Poprhyria patients should be aware that sulfites have a variety of names including potassium metabisulfite, sodium sulfite, sulfur dioxide, potassium bisulfite, sodium bisulfite, sodium metabisulfite. All of the aforementioned are dry chemical forms of the sulfur dioxide, a gas.

Rod Stephens, Ph.D.
Bio-Chemistry & Toxicology

Nausea and Vomiting Key Symptoms in Acute Attacks

Abdominal pain in the acute porphyrias is the most commonly experienced symptom, and most often it is closely followed with nausea and then vomiting.

When a person is showing signs of a pending porphyria attack quite often they will notice stomach upset, sometimes feel a little light-headed, a tinge of nausea which will later turn into vomiting.

Nausea is the sensation leading to the urgency to vomit. To vomit is to force the contents of the stomach up through the esophagus and out of the mouth. Women often refer to the sensations as a series of contractions

In porphyria one of the biggest problems stemming from vomiting and/or diarrahea is that of dehydration...Dehydration is the biggest concern in most vomiting episodes.

The rate with which dehydration takes place depends on a number of various factors. One factor is the size of the person, and another factor is the frequency of the vomiting. In cases where diarrhea is also present, the rate of dehydration will increase.

Signs of dehydration are increased thirst, infrequent urination or dark yellow urine, dry mouth, eyes that appear sunken, crying without tears, and skin that has lost its normal elasticity.

When the cause of nausea and vomiting is known, it is important to treat the underlying disorder. In porphyria it is most often the porphyria attack in it's onset stage.

Whatever the cause, it is important for the person who has vomited a great deal to take in as much fluid as possible without upsetting the stomach any further. Sip clear fluids such as water, ginger ale, fruit juices, or Gatorade. In porphyria it is also important to have the electrolytes checked because often potassium levels will fall below normal levels. Electrolytes can be checked in a simple blood test such as a CBC including electrolytes.

For some porphyria patients who have continuously low levels of potassium during attacks it is important to have potassium supplementation along with the glucose or other intravenous fluids.

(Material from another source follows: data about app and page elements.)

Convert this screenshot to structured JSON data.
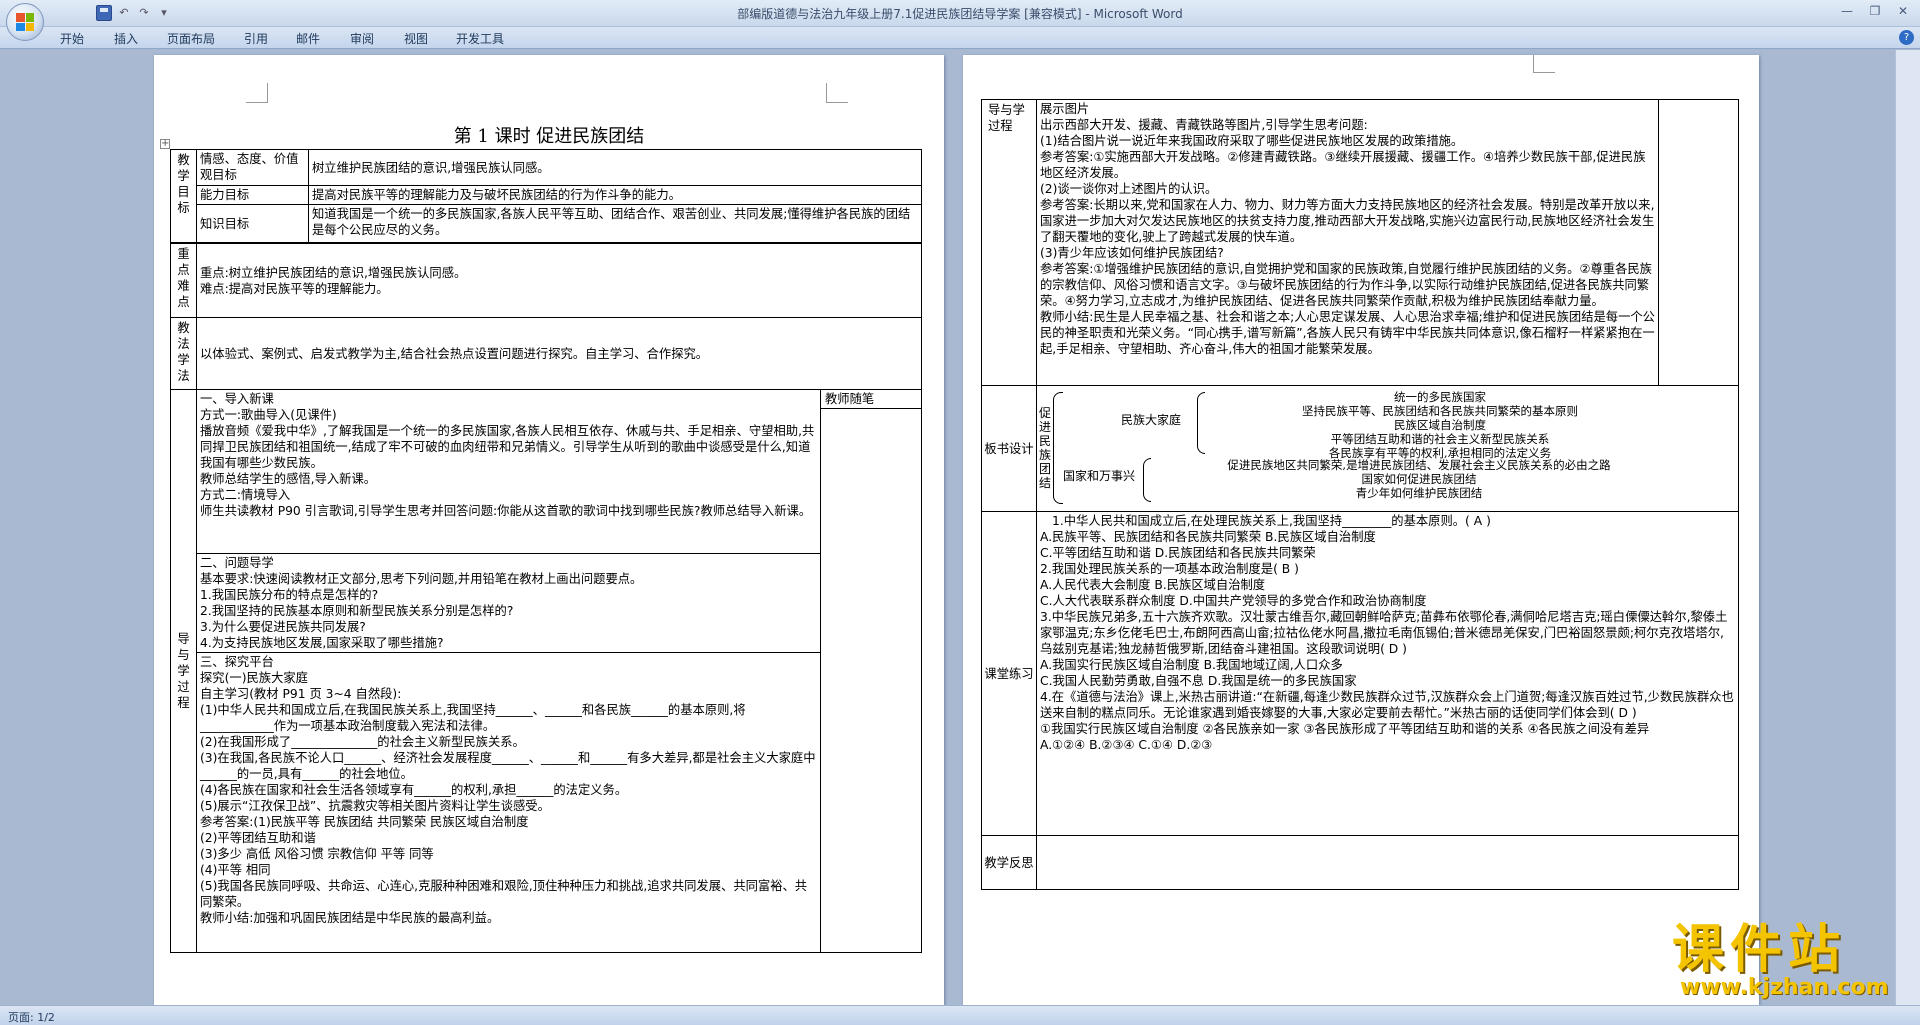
{
  "window": {
    "title": "部编版道德与法治九年级上册7.1促进民族团结导学案 [兼容模式] - Microsoft Word",
    "controls": [
      "—",
      "❐",
      "✕"
    ]
  },
  "qat": {
    "undo": "↶",
    "redo": "↷",
    "more": "▾"
  },
  "ribbon": {
    "tabs": [
      "开始",
      "插入",
      "页面布局",
      "引用",
      "邮件",
      "审阅",
      "视图",
      "开发工具"
    ]
  },
  "status": {
    "page": "页面: 1/2"
  },
  "watermark": {
    "main": "课件站",
    "url": "www.kjzhan.com"
  },
  "page1": {
    "title": "第 1 课时   促进民族团结",
    "goals_label": "教学目标",
    "goal_rows": [
      {
        "label": "情感、态度、价值观目标",
        "text": "树立维护民族团结的意识,增强民族认同感。"
      },
      {
        "label": "能力目标",
        "text": "提高对民族平等的理解能力及与破坏民族团结的行为作斗争的能力。"
      },
      {
        "label": "知识目标",
        "text": "知道我国是一个统一的多民族国家,各族人民平等互助、团结合作、艰苦创业、共同发展;懂得维护各民族的团结是每个公民应尽的义务。"
      }
    ],
    "keypoints_label": "重点难点",
    "keypoints": [
      "重点:树立维护民族团结的意识,增强民族认同感。",
      "难点:提高对民族平等的理解能力。"
    ],
    "method_label": "教法学法",
    "method": "以体验式、案例式、启发式教学为主,结合社会热点设置问题进行探究。自主学习、合作探究。",
    "process_label": "导与学过程",
    "notes_header": "教师随笔",
    "section1": [
      "一、导入新课",
      "方式一:歌曲导入(见课件)",
      "播放音频《爱我中华》,了解我国是一个统一的多民族国家,各族人民相互依存、休戚与共、手足相亲、守望相助,共同捍卫民族团结和祖国统一,结成了牢不可破的血肉纽带和兄弟情义。引导学生从听到的歌曲中谈感受是什么,知道我国有哪些少数民族。",
      "教师总结学生的感悟,导入新课。",
      "方式二:情境导入",
      "师生共读教材 P90 引言歌词,引导学生思考并回答问题:你能从这首歌的歌词中找到哪些民族?教师总结导入新课。"
    ],
    "section2": [
      "二、问题导学",
      "基本要求:快速阅读教材正文部分,思考下列问题,并用铅笔在教材上画出问题要点。",
      "1.我国民族分布的特点是怎样的?",
      "2.我国坚持的民族基本原则和新型民族关系分别是怎样的?",
      "3.为什么要促进民族共同发展?",
      "4.为支持民族地区发展,国家采取了哪些措施?"
    ],
    "section3": [
      "三、探究平台",
      "探究(一)民族大家庭",
      "  自主学习(教材 P91 页 3~4 自然段):",
      "(1)中华人民共和国成立后,在我国民族关系上,我国坚持______、______和各民族______的基本原则,将____________作为一项基本政治制度载入宪法和法律。",
      "(2)在我国形成了______________的社会主义新型民族关系。",
      "(3)在我国,各民族不论人口______、经济社会发展程度______、______和______有多大差异,都是社会主义大家庭中______的一员,具有______的社会地位。",
      "(4)各民族在国家和社会生活各领域享有______的权利,承担______的法定义务。",
      "(5)展示“江孜保卫战”、抗震救灾等相关图片资料让学生谈感受。",
      "参考答案:(1)民族平等  民族团结  共同繁荣  民族区域自治制度",
      "(2)平等团结互助和谐",
      "(3)多少  高低  风俗习惯  宗教信仰  平等  同等",
      "(4)平等  相同",
      "(5)我国各民族同呼吸、共命运、心连心,克服种种困难和艰险,顶住种种压力和挑战,追求共同发展、共同富裕、共同繁荣。",
      "教师小结:加强和巩固民族团结是中华民族的最高利益。"
    ]
  },
  "page2": {
    "process_label": "导与学过程",
    "process": [
      "展示图片",
      "出示西部大开发、援藏、青藏铁路等图片,引导学生思考问题:",
      "(1)结合图片说一说近年来我国政府采取了哪些促进民族地区发展的政策措施。",
      "参考答案:①实施西部大开发战略。②修建青藏铁路。③继续开展援藏、援疆工作。④培养少数民族干部,促进民族地区经济发展。",
      "(2)谈一谈你对上述图片的认识。",
      "参考答案:长期以来,党和国家在人力、物力、财力等方面大力支持民族地区的经济社会发展。特别是改革开放以来,国家进一步加大对欠发达民族地区的扶贫支持力度,推动西部大开发战略,实施兴边富民行动,民族地区经济社会发生了翻天覆地的变化,驶上了跨越式发展的快车道。",
      "(3)青少年应该如何维护民族团结?",
      "参考答案:①增强维护民族团结的意识,自觉拥护党和国家的民族政策,自觉履行维护民族团结的义务。②尊重各民族的宗教信仰、风俗习惯和语言文字。③与破坏民族团结的行为作斗争,以实际行动维护民族团结,促进各民族共同繁荣。④努力学习,立志成才,为维护民族团结、促进各民族共同繁荣作贡献,积极为维护民族团结奉献力量。",
      "教师小结:民生是人民幸福之基、社会和谐之本;人心思定谋发展、人心思治求幸福;维护和促进民族团结是每一个公民的神圣职责和光荣义务。“同心携手,谱写新篇”,各族人民只有铸牢中华民族共同体意识,像石榴籽一样紧紧抱在一起,手足相亲、守望相助、齐心奋斗,伟大的祖国才能繁荣发展。"
    ],
    "board_label": "板书设计",
    "board": {
      "root": "促进民族团结",
      "branch1": "民族大家庭",
      "branch1_items": [
        "统一的多民族国家",
        "坚持民族平等、民族团结和各民族共同繁荣的基本原则",
        "民族区域自治制度",
        "平等团结互助和谐的社会主义新型民族关系",
        "各民族享有平等的权利,承担相同的法定义务"
      ],
      "branch2": "国家和万事兴",
      "branch2_items": [
        "促进民族地区共同繁荣,是增进民族团结、发展社会主义民族关系的必由之路",
        "国家如何促进民族团结",
        "青少年如何维护民族团结"
      ]
    },
    "practice_label": "课堂练习",
    "practice": [
      "1.中华人民共和国成立后,在处理民族关系上,我国坚持________的基本原则。( A )",
      "A.民族平等、民族团结和各民族共同繁荣      B.民族区域自治制度",
      "C.平等团结互助和谐   D.民族团结和各民族共同繁荣",
      "2.我国处理民族关系的一项基本政治制度是( B )",
      "A.人民代表大会制度  B.民族区域自治制度",
      "C.人大代表联系群众制度   D.中国共产党领导的多党合作和政治协商制度",
      "3.中华民族兄弟多,五十六族齐欢歌。汉壮蒙古维吾尔,藏回朝鲜哈萨克;苗彝布依鄂伦春,满侗哈尼塔吉克;瑶白傈僳达斡尔,黎傣土家鄂温克;东乡仡佬毛巴士,布朗阿西高山畲;拉祜仫佬水阿昌,撒拉毛南佤锡伯;普米德昂羌保安,门巴裕固怒景颇;柯尔克孜塔塔尔,乌兹别克基诺;独龙赫哲俄罗斯,团结奋斗建祖国。这段歌词说明( D )",
      "A.我国实行民族区域自治制度  B.我国地域辽阔,人口众多",
      "C.我国人民勤劳勇敢,自强不息  D.我国是统一的多民族国家",
      "4.在《道德与法治》课上,米热古丽讲道:“在新疆,每逢少数民族群众过节,汉族群众会上门道贺;每逢汉族百姓过节,少数民族群众也送来自制的糕点同乐。无论谁家遇到婚丧嫁娶的大事,大家必定要前去帮忙。”米热古丽的话使同学们体会到( D )",
      "①我国实行民族区域自治制度  ②各民族亲如一家  ③各民族形成了平等团结互助和谐的关系  ④各民族之间没有差异",
      "A.①②④     B.②③④     C.①④   D.②③"
    ],
    "reflect_label": "教学反思"
  }
}
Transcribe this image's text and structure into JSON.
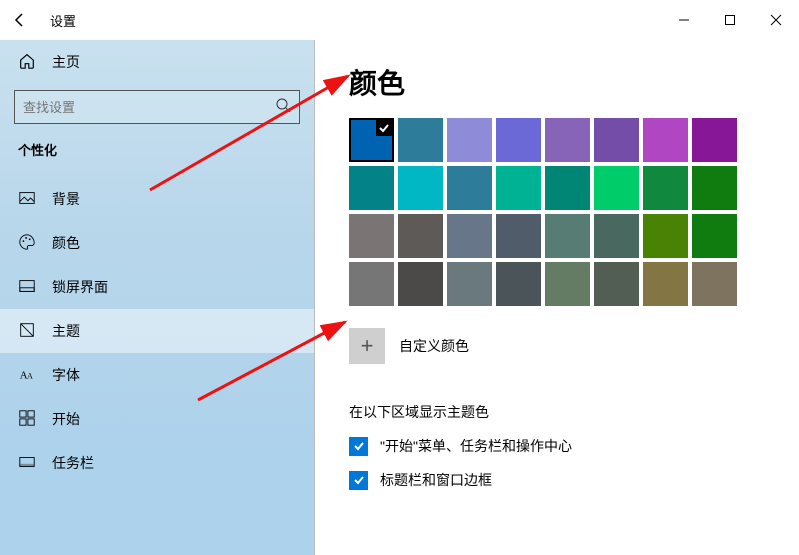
{
  "titlebar": {
    "app_title": "设置"
  },
  "sidebar": {
    "home_label": "主页",
    "search_placeholder": "查找设置",
    "category_label": "个性化",
    "items": [
      {
        "label": "背景"
      },
      {
        "label": "颜色"
      },
      {
        "label": "锁屏界面"
      },
      {
        "label": "主题"
      },
      {
        "label": "字体"
      },
      {
        "label": "开始"
      },
      {
        "label": "任务栏"
      }
    ]
  },
  "main": {
    "heading": "颜色",
    "custom_color_label": "自定义颜色",
    "section_label": "在以下区域显示主题色",
    "options": [
      {
        "label": "\"开始\"菜单、任务栏和操作中心"
      },
      {
        "label": "标题栏和窗口边框"
      }
    ],
    "palette": [
      "#0063b1",
      "#2d7d9a",
      "#8e8cd8",
      "#6b69d6",
      "#8764b8",
      "#744da9",
      "#b146c2",
      "#881798",
      "#038387",
      "#00b7c3",
      "#2d7d9a",
      "#00b294",
      "#018574",
      "#00cc6a",
      "#10893e",
      "#107c10",
      "#7a7574",
      "#5d5a58",
      "#68768a",
      "#515c6b",
      "#567c73",
      "#486860",
      "#498205",
      "#107c10",
      "#767676",
      "#4c4a48",
      "#69797e",
      "#4a5459",
      "#647c64",
      "#525e54",
      "#847545",
      "#7e735f"
    ]
  }
}
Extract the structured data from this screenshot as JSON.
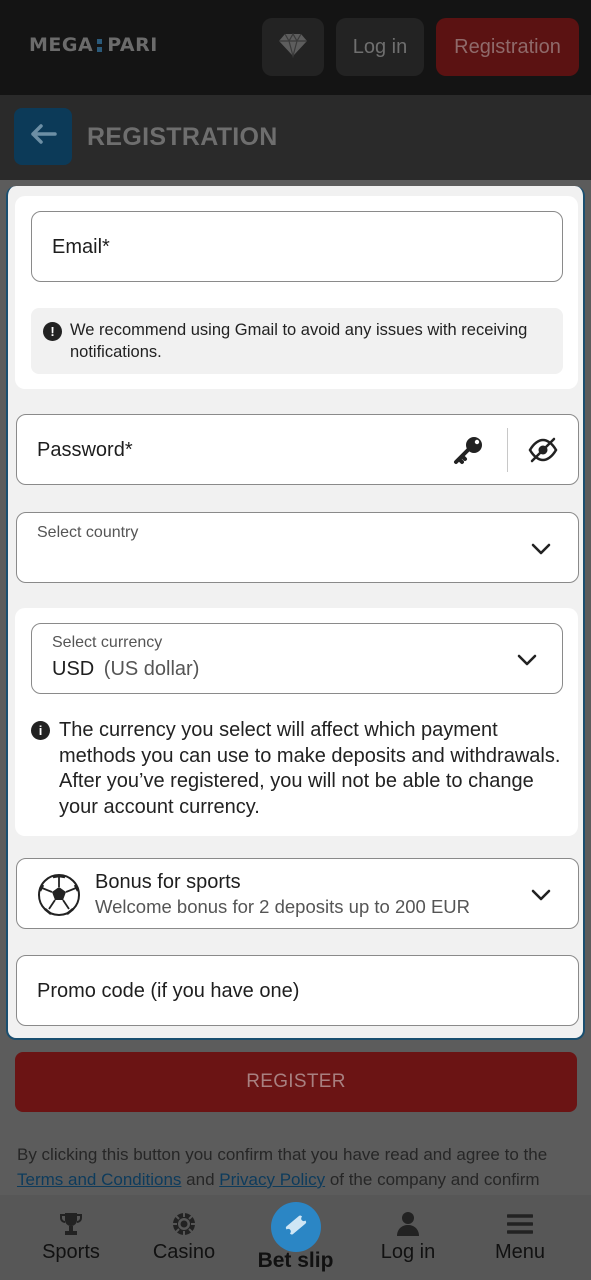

Many porphyria patients with a history of vomiting during onset of attacks elect to control nausea and use compazine or zofran as an intervention during times of probably acute attacks.

Leslie Sinclaire, MNS, NP
Hydration Therapy

PES Monthly Drug Update:

PES drug information does not endorse drugs, diagnose patients or recommend therapy. PES drug information is a reference resource designed as a supplement to, and not a substitute for, the expertise, skill, knowledge and judgment of healthcare practitioners in patient care. The absence of a warning for a given drug or drug combination in no way should be construed to indicate that the drug or drug combination is safe, effective or appropriate for any given patient.

OXYCODAN is the brand name for the generic drug OXYCODONE.This drug can produce drug dependence of the morphine type The administration of Percodan or other narcotics may obscure the diagnosis or clinical course in patients with acute abdominal conditions such as a porphyric attack or other medical conditions.

OXYCODAN should be given with caution to patients such as the elderly or debilitated, with impairment of hepatic or renal function,or/and hypothyroidism. The drug is metabolized through the liver.

PROLIXIN is the brand name for the generic drug FLUPHENAZINE HCU which is in the drug class called a TRANQUILIZER. PROLIXIN is a trifluoro-methyl phenothiazine derivative. This drug runs the risk of Tardive Dyskinesia [TD] with prolonged use. Also this drug runs the risk of Neuroleptic Malignant Syndrome [NMS] which is potentially fatal. Best not to be used by persons with convulsive disorders. A phenothiazine classification drug. Not recommended for persons with renal or hepatic disease. PROLIXIN is metabolized through the liver.